Secretary of State Hillary Rodham Clinton also refrained from mentioning the blind lawyer’s case, but said she would raise human rights issues at the coming meetings in Beijing. She said that “the freedom and free movement of people inside China” were “issues of great concern to us.”
Earlier, State Department spokeswoman Victoria Nuland also refused to answer any questions saying, “I have nothing for you on anything having to do with that matter.”
Chinese officials are also keeping silent.
Obama caught in vice
But the US president fighting for re-election this year is expected to regard the case. Mr. Chen’s surprise escape has been dubbed by the media the biggest human-rights issue between the US and China since 1989, when the Chinese army used live fire to disperse a peaceful demonstration on Tiananmen Square, killing hundreds.
Barack Obama is definitely conscious of criticism by rival Republicans that he is too soft on China over human rights issues.
Mitt Romney, Obama’s Republican presidential opponent, called on Obama on Sunday to ensure Mr. Chen is protected.
Doing nothing to help the high-profile dissident would be a huge blow to Obama’s campaign image.
But apart from his re-election, the US president has to nurture the strategic partnership with China on global issues like North Korean and Iranian nuclear programs, as well as preventing a potential war between Sudan and South Sudan.

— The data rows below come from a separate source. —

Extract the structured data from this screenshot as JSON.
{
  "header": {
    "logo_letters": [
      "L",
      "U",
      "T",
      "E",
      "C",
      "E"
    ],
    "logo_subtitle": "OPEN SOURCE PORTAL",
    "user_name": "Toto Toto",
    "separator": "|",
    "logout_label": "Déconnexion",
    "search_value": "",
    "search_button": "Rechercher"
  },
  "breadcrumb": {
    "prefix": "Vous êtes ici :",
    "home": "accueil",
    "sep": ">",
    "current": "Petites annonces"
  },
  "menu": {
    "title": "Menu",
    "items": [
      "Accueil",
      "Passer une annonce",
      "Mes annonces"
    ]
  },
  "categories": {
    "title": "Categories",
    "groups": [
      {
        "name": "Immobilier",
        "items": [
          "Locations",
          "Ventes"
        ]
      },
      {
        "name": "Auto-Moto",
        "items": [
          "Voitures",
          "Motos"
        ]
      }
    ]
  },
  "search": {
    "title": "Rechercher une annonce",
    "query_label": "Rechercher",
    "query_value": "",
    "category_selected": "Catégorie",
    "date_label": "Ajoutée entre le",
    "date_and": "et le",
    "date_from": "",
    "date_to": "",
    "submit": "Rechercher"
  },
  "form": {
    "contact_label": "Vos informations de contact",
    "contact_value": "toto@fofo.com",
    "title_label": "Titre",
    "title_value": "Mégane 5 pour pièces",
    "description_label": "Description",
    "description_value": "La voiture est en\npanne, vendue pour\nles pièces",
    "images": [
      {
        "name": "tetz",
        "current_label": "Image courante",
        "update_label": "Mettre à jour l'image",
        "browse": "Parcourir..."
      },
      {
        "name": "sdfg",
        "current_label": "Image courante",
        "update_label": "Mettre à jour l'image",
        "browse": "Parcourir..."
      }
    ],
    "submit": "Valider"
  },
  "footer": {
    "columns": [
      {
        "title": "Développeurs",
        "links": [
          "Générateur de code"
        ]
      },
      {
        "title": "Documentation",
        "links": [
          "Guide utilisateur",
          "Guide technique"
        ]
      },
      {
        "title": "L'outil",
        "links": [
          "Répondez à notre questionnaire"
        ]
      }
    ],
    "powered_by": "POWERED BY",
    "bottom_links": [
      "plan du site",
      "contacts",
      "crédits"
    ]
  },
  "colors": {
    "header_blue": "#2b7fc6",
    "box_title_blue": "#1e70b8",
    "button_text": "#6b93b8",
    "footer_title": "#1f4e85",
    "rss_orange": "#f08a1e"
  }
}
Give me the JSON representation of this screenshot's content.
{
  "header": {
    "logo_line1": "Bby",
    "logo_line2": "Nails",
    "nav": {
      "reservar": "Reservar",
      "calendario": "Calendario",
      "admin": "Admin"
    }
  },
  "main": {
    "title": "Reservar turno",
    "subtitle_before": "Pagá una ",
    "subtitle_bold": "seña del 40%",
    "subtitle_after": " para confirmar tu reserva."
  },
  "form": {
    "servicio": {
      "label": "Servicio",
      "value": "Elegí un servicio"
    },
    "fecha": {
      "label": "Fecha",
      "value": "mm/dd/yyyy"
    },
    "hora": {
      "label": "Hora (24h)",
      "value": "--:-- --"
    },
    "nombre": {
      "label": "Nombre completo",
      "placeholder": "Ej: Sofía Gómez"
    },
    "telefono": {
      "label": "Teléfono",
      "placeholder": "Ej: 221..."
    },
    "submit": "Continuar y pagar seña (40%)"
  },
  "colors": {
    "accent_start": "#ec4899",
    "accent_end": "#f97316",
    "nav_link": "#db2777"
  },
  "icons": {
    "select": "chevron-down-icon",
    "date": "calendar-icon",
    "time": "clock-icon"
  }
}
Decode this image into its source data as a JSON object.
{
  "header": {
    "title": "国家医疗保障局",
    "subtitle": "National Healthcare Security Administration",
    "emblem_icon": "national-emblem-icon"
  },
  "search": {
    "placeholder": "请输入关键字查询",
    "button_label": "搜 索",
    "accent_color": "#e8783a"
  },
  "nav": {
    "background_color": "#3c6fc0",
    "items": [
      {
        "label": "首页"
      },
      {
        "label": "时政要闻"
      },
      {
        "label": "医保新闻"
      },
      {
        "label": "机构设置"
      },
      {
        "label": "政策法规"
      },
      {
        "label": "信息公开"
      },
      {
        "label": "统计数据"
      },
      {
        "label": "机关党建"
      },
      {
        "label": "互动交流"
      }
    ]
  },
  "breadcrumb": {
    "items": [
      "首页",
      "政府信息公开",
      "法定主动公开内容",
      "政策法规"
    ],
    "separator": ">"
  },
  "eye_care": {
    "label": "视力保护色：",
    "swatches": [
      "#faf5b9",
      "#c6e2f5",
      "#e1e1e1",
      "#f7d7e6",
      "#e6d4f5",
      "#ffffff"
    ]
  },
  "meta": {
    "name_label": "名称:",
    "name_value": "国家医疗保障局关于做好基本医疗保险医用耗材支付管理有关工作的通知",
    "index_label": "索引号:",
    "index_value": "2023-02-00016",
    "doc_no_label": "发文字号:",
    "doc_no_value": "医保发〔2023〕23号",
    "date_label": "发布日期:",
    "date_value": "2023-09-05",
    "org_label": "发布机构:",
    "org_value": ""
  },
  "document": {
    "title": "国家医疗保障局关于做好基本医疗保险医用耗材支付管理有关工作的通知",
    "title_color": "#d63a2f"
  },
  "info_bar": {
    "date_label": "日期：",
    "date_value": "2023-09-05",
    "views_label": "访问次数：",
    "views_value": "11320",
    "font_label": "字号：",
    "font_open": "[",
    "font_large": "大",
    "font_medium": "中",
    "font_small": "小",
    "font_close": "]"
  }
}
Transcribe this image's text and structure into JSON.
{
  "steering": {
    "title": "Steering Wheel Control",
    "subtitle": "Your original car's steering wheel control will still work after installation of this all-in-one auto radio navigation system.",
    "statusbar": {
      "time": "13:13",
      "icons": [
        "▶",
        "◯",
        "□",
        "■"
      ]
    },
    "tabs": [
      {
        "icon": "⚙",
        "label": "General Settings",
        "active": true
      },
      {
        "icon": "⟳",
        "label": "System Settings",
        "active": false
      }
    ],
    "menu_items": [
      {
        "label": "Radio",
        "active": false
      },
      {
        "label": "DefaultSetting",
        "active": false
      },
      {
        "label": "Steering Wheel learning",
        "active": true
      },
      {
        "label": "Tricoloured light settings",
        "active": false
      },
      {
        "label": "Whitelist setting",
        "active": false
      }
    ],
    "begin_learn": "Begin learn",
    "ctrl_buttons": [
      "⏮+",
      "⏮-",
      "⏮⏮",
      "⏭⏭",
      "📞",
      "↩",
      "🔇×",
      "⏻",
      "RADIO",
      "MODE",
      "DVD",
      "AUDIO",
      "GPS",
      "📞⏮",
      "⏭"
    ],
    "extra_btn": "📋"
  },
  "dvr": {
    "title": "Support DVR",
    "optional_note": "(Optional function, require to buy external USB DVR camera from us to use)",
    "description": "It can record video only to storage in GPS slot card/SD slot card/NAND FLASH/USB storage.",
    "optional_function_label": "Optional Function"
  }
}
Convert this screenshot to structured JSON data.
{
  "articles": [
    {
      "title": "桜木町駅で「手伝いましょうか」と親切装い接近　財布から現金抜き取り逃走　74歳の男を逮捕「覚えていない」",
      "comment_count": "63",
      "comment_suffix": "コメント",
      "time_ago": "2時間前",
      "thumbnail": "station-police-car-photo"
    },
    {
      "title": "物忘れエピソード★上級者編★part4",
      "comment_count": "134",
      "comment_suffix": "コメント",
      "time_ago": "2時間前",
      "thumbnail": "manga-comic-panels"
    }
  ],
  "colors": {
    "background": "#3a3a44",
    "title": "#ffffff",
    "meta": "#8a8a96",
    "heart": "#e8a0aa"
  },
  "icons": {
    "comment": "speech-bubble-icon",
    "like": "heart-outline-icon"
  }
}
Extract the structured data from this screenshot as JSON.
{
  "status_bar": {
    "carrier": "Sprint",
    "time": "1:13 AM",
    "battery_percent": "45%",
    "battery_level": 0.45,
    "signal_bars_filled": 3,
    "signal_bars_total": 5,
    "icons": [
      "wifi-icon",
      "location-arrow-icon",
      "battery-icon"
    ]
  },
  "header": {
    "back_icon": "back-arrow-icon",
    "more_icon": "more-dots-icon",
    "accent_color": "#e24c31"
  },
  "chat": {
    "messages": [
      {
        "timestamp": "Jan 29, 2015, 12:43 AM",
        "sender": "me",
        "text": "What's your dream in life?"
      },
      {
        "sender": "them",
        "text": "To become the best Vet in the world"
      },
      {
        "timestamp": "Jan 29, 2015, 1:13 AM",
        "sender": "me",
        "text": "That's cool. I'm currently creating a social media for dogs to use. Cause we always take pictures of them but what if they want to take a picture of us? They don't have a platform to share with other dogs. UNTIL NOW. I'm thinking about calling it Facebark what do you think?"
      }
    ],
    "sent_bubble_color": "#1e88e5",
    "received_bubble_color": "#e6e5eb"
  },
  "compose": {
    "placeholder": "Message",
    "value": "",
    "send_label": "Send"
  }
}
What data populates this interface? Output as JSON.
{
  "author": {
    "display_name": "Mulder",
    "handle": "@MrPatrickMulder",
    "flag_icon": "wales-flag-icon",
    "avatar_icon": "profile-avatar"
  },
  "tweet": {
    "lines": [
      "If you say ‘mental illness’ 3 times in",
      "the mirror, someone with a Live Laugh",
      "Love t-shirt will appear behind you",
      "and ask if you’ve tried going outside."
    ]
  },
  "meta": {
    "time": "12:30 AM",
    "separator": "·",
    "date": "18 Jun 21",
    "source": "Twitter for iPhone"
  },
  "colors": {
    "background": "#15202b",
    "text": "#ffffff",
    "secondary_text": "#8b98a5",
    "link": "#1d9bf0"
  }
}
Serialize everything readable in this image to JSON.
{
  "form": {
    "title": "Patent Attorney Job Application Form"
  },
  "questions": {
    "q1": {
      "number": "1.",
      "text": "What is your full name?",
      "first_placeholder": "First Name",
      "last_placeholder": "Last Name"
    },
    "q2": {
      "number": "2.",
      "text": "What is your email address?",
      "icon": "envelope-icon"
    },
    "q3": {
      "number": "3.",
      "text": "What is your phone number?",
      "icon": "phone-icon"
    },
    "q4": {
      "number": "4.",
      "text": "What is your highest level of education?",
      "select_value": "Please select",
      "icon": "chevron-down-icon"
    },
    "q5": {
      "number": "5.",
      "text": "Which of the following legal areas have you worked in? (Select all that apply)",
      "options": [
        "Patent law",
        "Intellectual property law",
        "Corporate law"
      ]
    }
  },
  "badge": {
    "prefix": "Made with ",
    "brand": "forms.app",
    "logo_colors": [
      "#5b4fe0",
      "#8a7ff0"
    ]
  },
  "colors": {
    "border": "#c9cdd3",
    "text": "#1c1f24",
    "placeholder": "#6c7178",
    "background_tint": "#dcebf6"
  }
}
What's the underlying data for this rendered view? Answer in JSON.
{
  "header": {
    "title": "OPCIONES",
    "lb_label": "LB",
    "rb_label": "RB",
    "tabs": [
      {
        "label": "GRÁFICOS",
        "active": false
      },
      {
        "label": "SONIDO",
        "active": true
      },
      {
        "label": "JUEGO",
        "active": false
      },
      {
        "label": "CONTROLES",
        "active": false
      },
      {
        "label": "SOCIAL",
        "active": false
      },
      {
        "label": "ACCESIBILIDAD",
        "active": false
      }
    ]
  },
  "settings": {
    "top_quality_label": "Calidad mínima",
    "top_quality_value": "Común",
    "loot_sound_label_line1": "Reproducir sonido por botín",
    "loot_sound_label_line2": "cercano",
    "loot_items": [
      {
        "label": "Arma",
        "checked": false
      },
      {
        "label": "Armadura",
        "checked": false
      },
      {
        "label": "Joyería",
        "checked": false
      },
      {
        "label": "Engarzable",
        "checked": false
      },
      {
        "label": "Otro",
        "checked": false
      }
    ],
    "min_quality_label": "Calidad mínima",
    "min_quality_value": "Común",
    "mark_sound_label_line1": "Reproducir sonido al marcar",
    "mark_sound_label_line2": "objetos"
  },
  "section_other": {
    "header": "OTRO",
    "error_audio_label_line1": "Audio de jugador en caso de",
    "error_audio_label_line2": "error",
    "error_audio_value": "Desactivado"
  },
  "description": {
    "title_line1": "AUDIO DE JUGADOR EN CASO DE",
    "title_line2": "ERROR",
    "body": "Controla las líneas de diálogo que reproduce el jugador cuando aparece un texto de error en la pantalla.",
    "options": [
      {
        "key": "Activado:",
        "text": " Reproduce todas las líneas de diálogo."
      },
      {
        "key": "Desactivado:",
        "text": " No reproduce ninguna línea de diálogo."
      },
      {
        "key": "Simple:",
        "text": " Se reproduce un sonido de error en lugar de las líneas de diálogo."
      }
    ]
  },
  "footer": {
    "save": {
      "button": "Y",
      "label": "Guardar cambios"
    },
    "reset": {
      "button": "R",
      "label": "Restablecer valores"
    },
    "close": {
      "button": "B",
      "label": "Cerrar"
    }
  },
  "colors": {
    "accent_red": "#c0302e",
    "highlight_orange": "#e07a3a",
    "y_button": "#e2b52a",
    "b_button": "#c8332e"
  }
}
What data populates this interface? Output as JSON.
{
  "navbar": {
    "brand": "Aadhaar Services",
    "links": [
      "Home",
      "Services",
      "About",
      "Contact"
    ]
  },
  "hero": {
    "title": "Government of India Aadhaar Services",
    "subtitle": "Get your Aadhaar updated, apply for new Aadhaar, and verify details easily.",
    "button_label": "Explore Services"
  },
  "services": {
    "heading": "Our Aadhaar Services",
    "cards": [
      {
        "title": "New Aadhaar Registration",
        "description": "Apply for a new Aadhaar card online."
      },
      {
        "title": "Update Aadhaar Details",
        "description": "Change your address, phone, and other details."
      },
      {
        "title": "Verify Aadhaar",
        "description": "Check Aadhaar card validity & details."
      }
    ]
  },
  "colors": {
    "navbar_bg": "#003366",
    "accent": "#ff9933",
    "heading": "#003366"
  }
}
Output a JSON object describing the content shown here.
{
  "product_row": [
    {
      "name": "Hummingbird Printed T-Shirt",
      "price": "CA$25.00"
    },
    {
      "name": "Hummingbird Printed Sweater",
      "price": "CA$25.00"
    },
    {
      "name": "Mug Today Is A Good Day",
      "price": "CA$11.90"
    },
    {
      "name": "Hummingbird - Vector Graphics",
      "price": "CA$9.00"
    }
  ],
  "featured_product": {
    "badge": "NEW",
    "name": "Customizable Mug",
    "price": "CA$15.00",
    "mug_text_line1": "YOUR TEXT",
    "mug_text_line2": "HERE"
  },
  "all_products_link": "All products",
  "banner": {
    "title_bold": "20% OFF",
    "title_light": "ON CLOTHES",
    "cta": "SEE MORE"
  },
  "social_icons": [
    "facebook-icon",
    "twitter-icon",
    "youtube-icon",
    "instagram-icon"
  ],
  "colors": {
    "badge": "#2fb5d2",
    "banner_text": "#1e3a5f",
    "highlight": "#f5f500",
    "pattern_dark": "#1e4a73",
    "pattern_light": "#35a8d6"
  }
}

Moreover Washington is increasingly reliant on foreign capital on China: the world’s second-largest economy holds much of US debt.
The upcoming strategic high-level talks and the need for accord made the world’s two mightiest powers pretend the case does not exist.
Chen Guangcheng, a self-educated 41-year-old lawyer who fought against forced abortions, “miraculously” escaped from under house arrest. According to The Times, Mr. Chen scaled the wall that had been built around his house, slipped past his security detail and made a desperate sprint to apparent safety in Beijing. The escape was only possible thanks to his accomplices, who risked detention to help him.
US-based rights group ChinaAid claims Chen is in safety at the US embassy.
One of Chen’s key helpers said that the lawyer wants reform, not asylum, and is not seeking to leave the country.
“He was adamant that he would not apply for political asylum with any country. He certainly wants to stay in China, and demand redress for the years of illegal persecution in Shandong [his home province] and continue his efforts for Chinese society," Guo Yushan, a Beijing-based researcher and rights advocate said, Reuters cites.
Both the United States and China would prefer that Chen go into exile, believes Yang Jianli, who runs the US-based group Initiatives for China.
In 2006, Mr. Chen was sentenced to 51 months in prison after he was found guilty of destroying property and assembling a crowd to disrupt traffic – the charges his supporters call fabricated. He was released in 2010, but authorities in Shandong Province put him under house arrest. The move was called illegal by human rights activists: Chen’s house was surrounded by police, and he and his wife were reportedly abused by their guards.
The Obama administration has frequently referred to Mr. Chen’s case. In November 2011 Hillary Clinton expressed alarm about his continued house arrest.